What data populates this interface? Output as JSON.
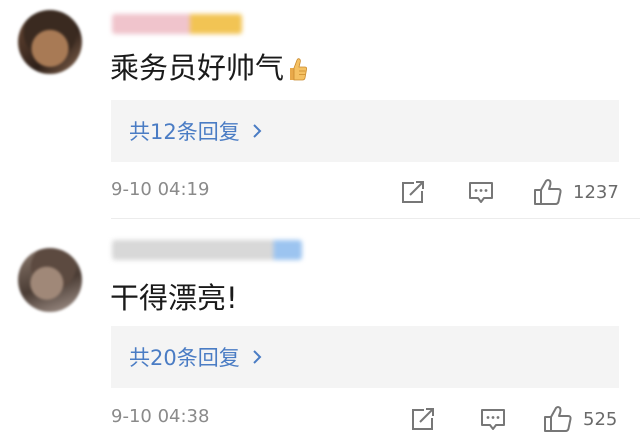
{
  "comments": [
    {
      "text": "乘务员好帅气",
      "emoji": "thumbs-up-icon",
      "reply_summary": "共12条回复",
      "timestamp": "9-10 04:19",
      "likes": "1237"
    },
    {
      "text": "干得漂亮!",
      "reply_summary": "共20条回复",
      "timestamp": "9-10 04:38",
      "likes": "525"
    }
  ],
  "colors": {
    "link": "#4a7cc4",
    "reply_bg": "#f4f4f4",
    "meta_text": "#8a8a8a"
  }
}
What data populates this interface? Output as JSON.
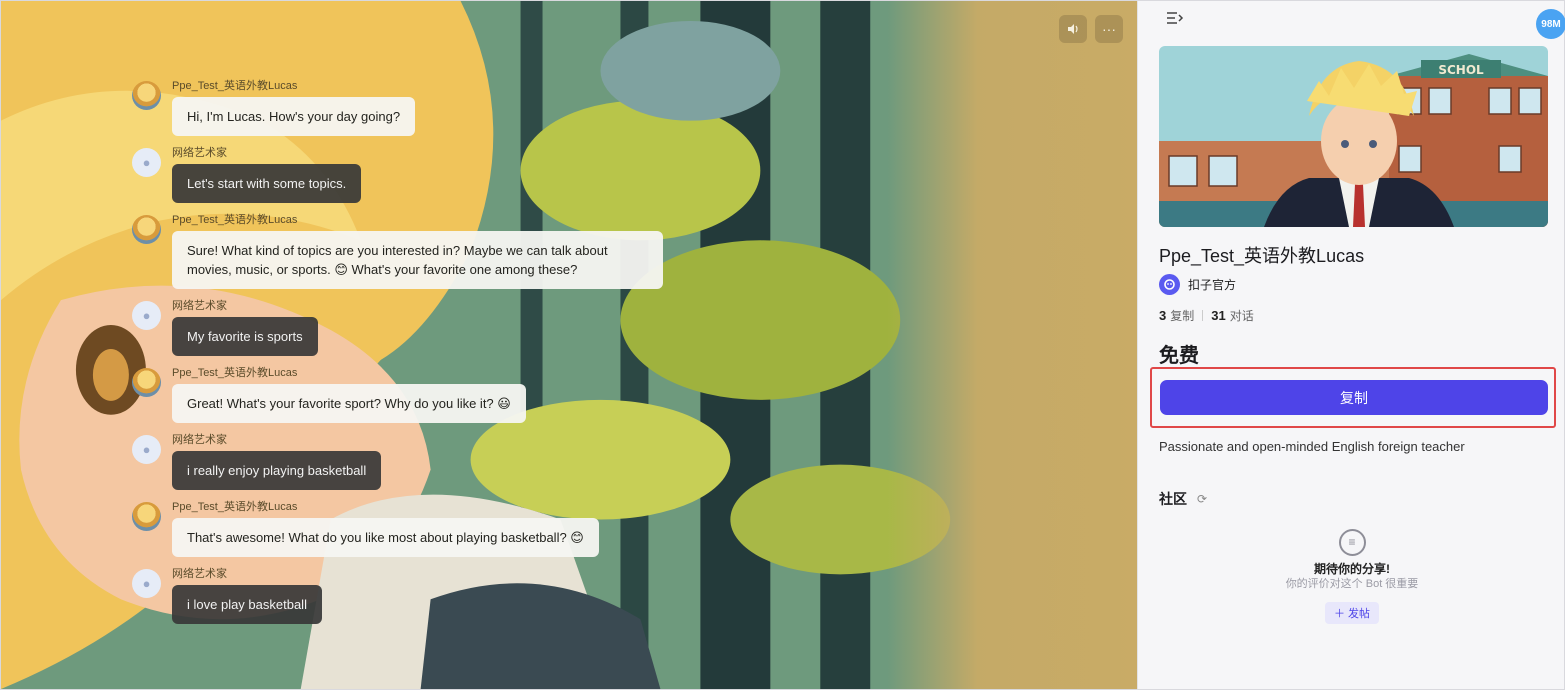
{
  "chat": {
    "tools": {
      "speaker_icon": "speaker-icon",
      "more_icon": "more-icon",
      "more_label": "···"
    },
    "messages": [
      {
        "role": "bot",
        "sender": "Ppe_Test_英语外教Lucas",
        "text": "Hi, I'm Lucas. How's your day going?"
      },
      {
        "role": "user",
        "sender": "网络艺术家",
        "text": "Let's start with some topics."
      },
      {
        "role": "bot",
        "sender": "Ppe_Test_英语外教Lucas",
        "text": "Sure! What kind of topics are you interested in? Maybe we can talk about movies, music, or sports. 😊 What's your favorite one among these?"
      },
      {
        "role": "user",
        "sender": "网络艺术家",
        "text": "My favorite is sports"
      },
      {
        "role": "bot",
        "sender": "Ppe_Test_英语外教Lucas",
        "text": "Great! What's your favorite sport? Why do you like it? 😃"
      },
      {
        "role": "user",
        "sender": "网络艺术家",
        "text": "i really enjoy playing basketball"
      },
      {
        "role": "bot",
        "sender": "Ppe_Test_英语外教Lucas",
        "text": "That's awesome! What do you like most about playing basketball? 😊"
      },
      {
        "role": "user",
        "sender": "网络艺术家",
        "text": "i love play basketball"
      }
    ]
  },
  "side": {
    "badge": "98M",
    "cover_sign": "SCHOL",
    "bot_name": "Ppe_Test_英语外教Lucas",
    "author": "扣子官方",
    "stats": {
      "copies_count": "3",
      "copies_label": "复制",
      "chats_count": "31",
      "chats_label": "对话"
    },
    "price": "免费",
    "copy_button": "复制",
    "description": "Passionate and open-minded English foreign teacher",
    "community_title": "社区",
    "empty_title": "期待你的分享!",
    "empty_subtitle": "你的评价对这个 Bot 很重要",
    "post_button": "＋ 发帖"
  },
  "colors": {
    "accent": "#4e44e8",
    "highlight": "#e04848",
    "user_bubble": "#373737",
    "bot_bubble": "#f6f5f2"
  }
}
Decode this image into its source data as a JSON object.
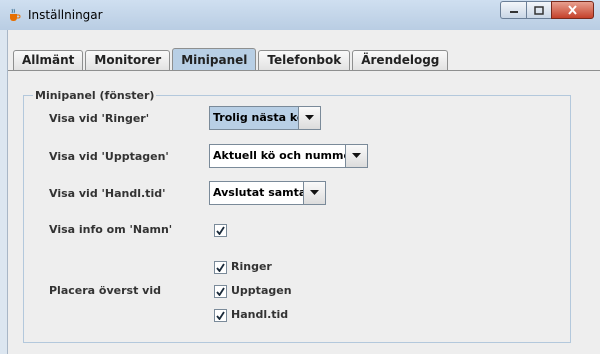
{
  "window": {
    "title": "Inställningar",
    "icon": "java-cup-icon"
  },
  "titlebar_buttons": {
    "minimize_icon": "minimize-icon",
    "maximize_icon": "maximize-icon",
    "close_icon": "close-icon"
  },
  "tabs": [
    {
      "label": "Allmänt",
      "active": false
    },
    {
      "label": "Monitorer",
      "active": false
    },
    {
      "label": "Minipanel",
      "active": true
    },
    {
      "label": "Telefonbok",
      "active": false
    },
    {
      "label": "Ärendelogg",
      "active": false
    }
  ],
  "group": {
    "title": "Minipanel (fönster)"
  },
  "fields": {
    "ringer": {
      "label": "Visa vid 'Ringer'",
      "value": "Trolig nästa kö"
    },
    "upptagen": {
      "label": "Visa vid 'Upptagen'",
      "value": "Aktuell kö och nummer"
    },
    "handltid": {
      "label": "Visa vid 'Handl.tid'",
      "value": "Avslutat samtal"
    },
    "info_namn": {
      "label": "Visa info om 'Namn'",
      "checked": true
    },
    "placera": {
      "label": "Placera överst vid",
      "options": [
        {
          "label": "Ringer",
          "checked": true
        },
        {
          "label": "Upptagen",
          "checked": true
        },
        {
          "label": "Handl.tid",
          "checked": true
        }
      ]
    }
  },
  "colors": {
    "accent": "#b8cfe5",
    "titlebar": "#c4d6ea",
    "close": "#c5412b"
  }
}
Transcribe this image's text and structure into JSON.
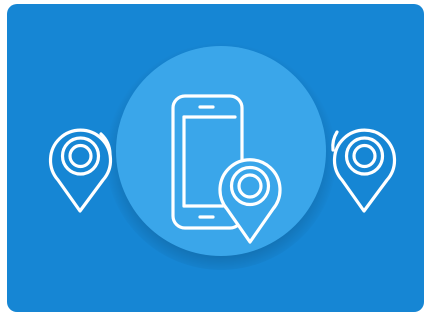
{
  "colors": {
    "card_background": "#1686d4",
    "center_circle": "#3aa6ea",
    "outline": "#ffffff"
  },
  "icons": {
    "left": "map-pin-icon",
    "center_device": "smartphone-icon",
    "center_pin": "map-pin-icon",
    "right": "map-pin-icon"
  }
}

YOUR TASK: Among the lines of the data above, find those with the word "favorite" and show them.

EXERCISE ANSWER:
        "text": "Sure! What kind of topics are you interested in? Maybe we can talk about movies, music, or sports. 😊 What's your favorite one among these?"
        "text": "My favorite is sports"
        "text": "Great! What's your favorite sport? Why do you like it? 😃"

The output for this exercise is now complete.